*Aim of the task*
Quote every line below exactly and skip any picture.

[Dataset records]
========================================================================
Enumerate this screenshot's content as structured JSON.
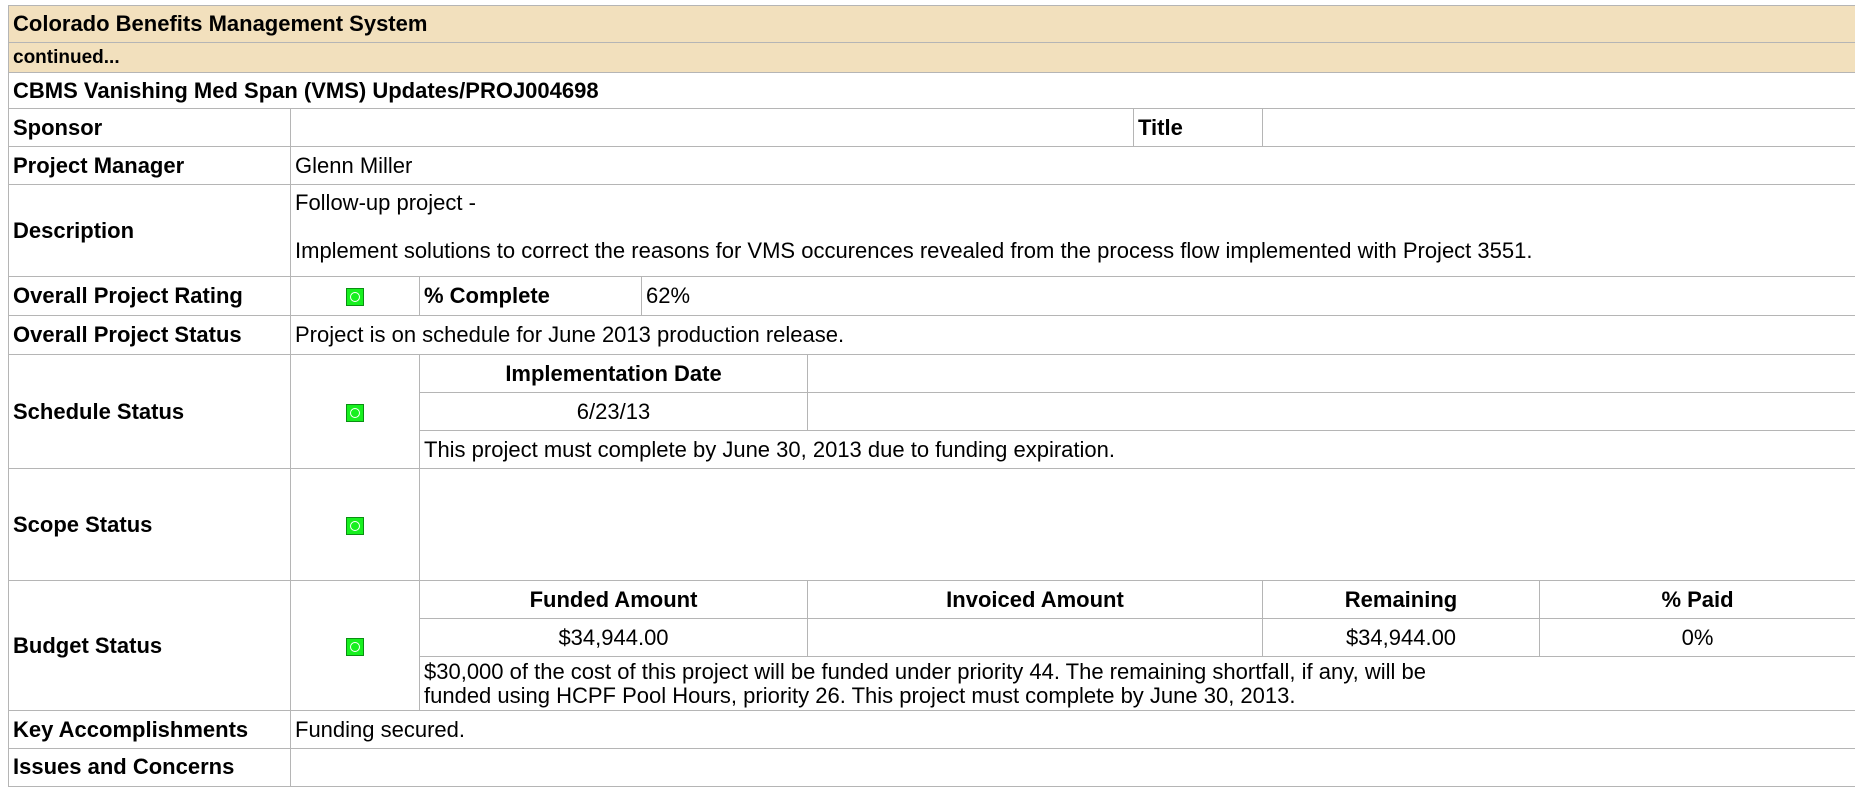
{
  "system_title": "Colorado Benefits Management System",
  "continued": "continued...",
  "project_title": "CBMS Vanishing Med Span (VMS) Updates/PROJ004698",
  "labels": {
    "sponsor": "Sponsor",
    "title": "Title",
    "project_manager": "Project Manager",
    "description": "Description",
    "overall_rating": "Overall Project Rating",
    "percent_complete": "% Complete",
    "overall_status": "Overall Project Status",
    "schedule_status": "Schedule Status",
    "scope_status": "Scope Status",
    "budget_status": "Budget Status",
    "key_accomplishments": "Key Accomplishments",
    "issues": "Issues and Concerns"
  },
  "values": {
    "sponsor": "",
    "title": "",
    "project_manager": "Glenn Miller",
    "description_line1": "Follow-up project -",
    "description_line2": "Implement solutions to correct the reasons for VMS occurences revealed  from the process flow implemented with Project 3551.",
    "percent_complete": "62%",
    "overall_status": "Project is on schedule for June 2013 production release.",
    "key_accomplishments": "Funding secured.",
    "issues": ""
  },
  "schedule": {
    "impl_date_label": "Implementation Date",
    "impl_date": "6/23/13",
    "note": "This project must complete by June 30, 2013 due to funding expiration."
  },
  "budget": {
    "headers": [
      "Funded Amount",
      "Invoiced Amount",
      "Remaining",
      "% Paid"
    ],
    "values": [
      "$34,944.00",
      "",
      "$34,944.00",
      "0%"
    ],
    "note_line1": "$30,000 of the cost of this project will be funded under priority 44.  The remaining shortfall, if any, will be",
    "note_line2": "funded using HCPF Pool Hours, priority 26.  This project must complete by June 30, 2013."
  },
  "status_indicators": {
    "overall": "green",
    "schedule": "green",
    "scope": "green",
    "budget": "green",
    "color": "#17f01f"
  }
}
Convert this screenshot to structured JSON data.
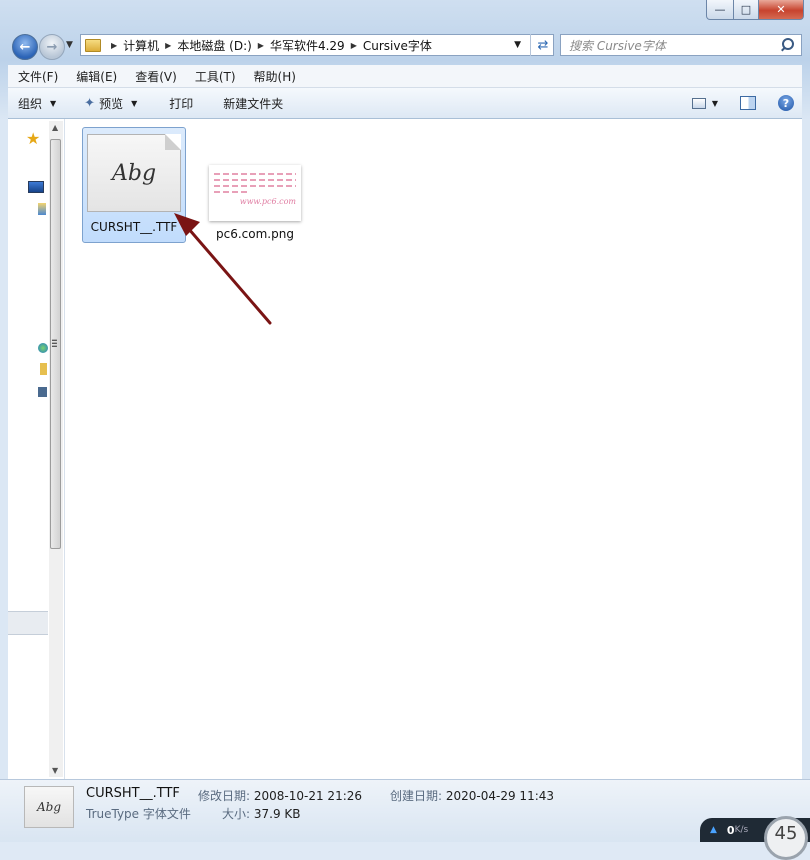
{
  "window": {
    "minimize_glyph": "—",
    "maximize_glyph": "□",
    "close_glyph": "✕"
  },
  "navigation": {
    "back_glyph": "←",
    "forward_glyph": "→",
    "breadcrumbs": [
      "计算机",
      "本地磁盘 (D:)",
      "华军软件4.29",
      "Cursive字体"
    ],
    "refresh_glyph": "⇄",
    "search_placeholder": "搜索 Cursive字体"
  },
  "menu": [
    "文件(F)",
    "编辑(E)",
    "查看(V)",
    "工具(T)",
    "帮助(H)"
  ],
  "commands": {
    "organize": "组织",
    "preview": "预览",
    "print": "打印",
    "new_folder": "新建文件夹",
    "help_glyph": "?"
  },
  "files": [
    {
      "name": "CURSHT__.TTF",
      "glyph": "Abg",
      "selected": true
    },
    {
      "name": "pc6.com.png",
      "preview_text": "www.pc6.com",
      "selected": false
    }
  ],
  "details": {
    "name": "CURSHT__.TTF",
    "type": "TrueType 字体文件",
    "modified_label": "修改日期:",
    "modified_value": "2008-10-21 21:26",
    "size_label": "大小:",
    "size_value": "37.9 KB",
    "created_label": "创建日期:",
    "created_value": "2020-04-29 11:43",
    "thumb_glyph": "Abg"
  },
  "network_widget": {
    "rate": "0",
    "unit": "K/s",
    "gauge": "45"
  },
  "colors": {
    "annotation_arrow": "#7a1414",
    "selection_fill": "#cce3fc",
    "selection_border": "#7da2ce"
  }
}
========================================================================
*Answer box*
Enumerate this screenshot's content as structured JSON.
{
  "system_title": "Colorado Benefits Management System",
  "continued": "continued...",
  "project_title": "CBMS Vanishing Med Span (VMS) Updates/PROJ004698",
  "labels": {
    "sponsor": "Sponsor",
    "title": "Title",
    "project_manager": "Project Manager",
    "description": "Description",
    "overall_rating": "Overall Project Rating",
    "percent_complete": "% Complete",
    "overall_status": "Overall Project Status",
    "schedule_status": "Schedule Status",
    "scope_status": "Scope Status",
    "budget_status": "Budget Status",
    "key_accomplishments": "Key Accomplishments",
    "issues": "Issues and Concerns"
  },
  "values": {
    "sponsor": "",
    "title": "",
    "project_manager": "Glenn Miller",
    "description_line1": "Follow-up project -",
    "description_line2": "Implement solutions to correct the reasons for VMS occurences revealed  from the process flow implemented with Project 3551.",
    "percent_complete": "62%",
    "overall_status": "Project is on schedule for June 2013 production release.",
    "key_accomplishments": "Funding secured.",
    "issues": ""
  },
  "schedule": {
    "impl_date_label": "Implementation Date",
    "impl_date": "6/23/13",
    "note": "This project must complete by June 30, 2013 due to funding expiration."
  },
  "budget": {
    "headers": [
      "Funded Amount",
      "Invoiced Amount",
      "Remaining",
      "% Paid"
    ],
    "values": [
      "$34,944.00",
      "",
      "$34,944.00",
      "0%"
    ],
    "note_line1": "$30,000 of the cost of this project will be funded under priority 44.  The remaining shortfall, if any, will be",
    "note_line2": "funded using HCPF Pool Hours, priority 26.  This project must complete by June 30, 2013."
  },
  "status_indicators": {
    "overall": "green",
    "schedule": "green",
    "scope": "green",
    "budget": "green",
    "color": "#17f01f"
  }
}
Convert this screenshot to structured JSON data.
{
  "window": {
    "minimize_glyph": "—",
    "maximize_glyph": "□",
    "close_glyph": "✕"
  },
  "navigation": {
    "back_glyph": "←",
    "forward_glyph": "→",
    "breadcrumbs": [
      "计算机",
      "本地磁盘 (D:)",
      "华军软件4.29",
      "Cursive字体"
    ],
    "refresh_glyph": "⇄",
    "search_placeholder": "搜索 Cursive字体"
  },
  "menu": [
    "文件(F)",
    "编辑(E)",
    "查看(V)",
    "工具(T)",
    "帮助(H)"
  ],
  "commands": {
    "organize": "组织",
    "preview": "预览",
    "print": "打印",
    "new_folder": "新建文件夹",
    "help_glyph": "?"
  },
  "files": [
    {
      "name": "CURSHT__.TTF",
      "glyph": "Abg",
      "selected": true
    },
    {
      "name": "pc6.com.png",
      "preview_text": "www.pc6.com",
      "selected": false
    }
  ],
  "details": {
    "name": "CURSHT__.TTF",
    "type": "TrueType 字体文件",
    "modified_label": "修改日期:",
    "modified_value": "2008-10-21 21:26",
    "size_label": "大小:",
    "size_value": "37.9 KB",
    "created_label": "创建日期:",
    "created_value": "2020-04-29 11:43",
    "thumb_glyph": "Abg"
  },
  "network_widget": {
    "rate": "0",
    "unit": "K/s",
    "gauge": "45"
  },
  "colors": {
    "annotation_arrow": "#7a1414",
    "selection_fill": "#cce3fc",
    "selection_border": "#7da2ce"
  }
}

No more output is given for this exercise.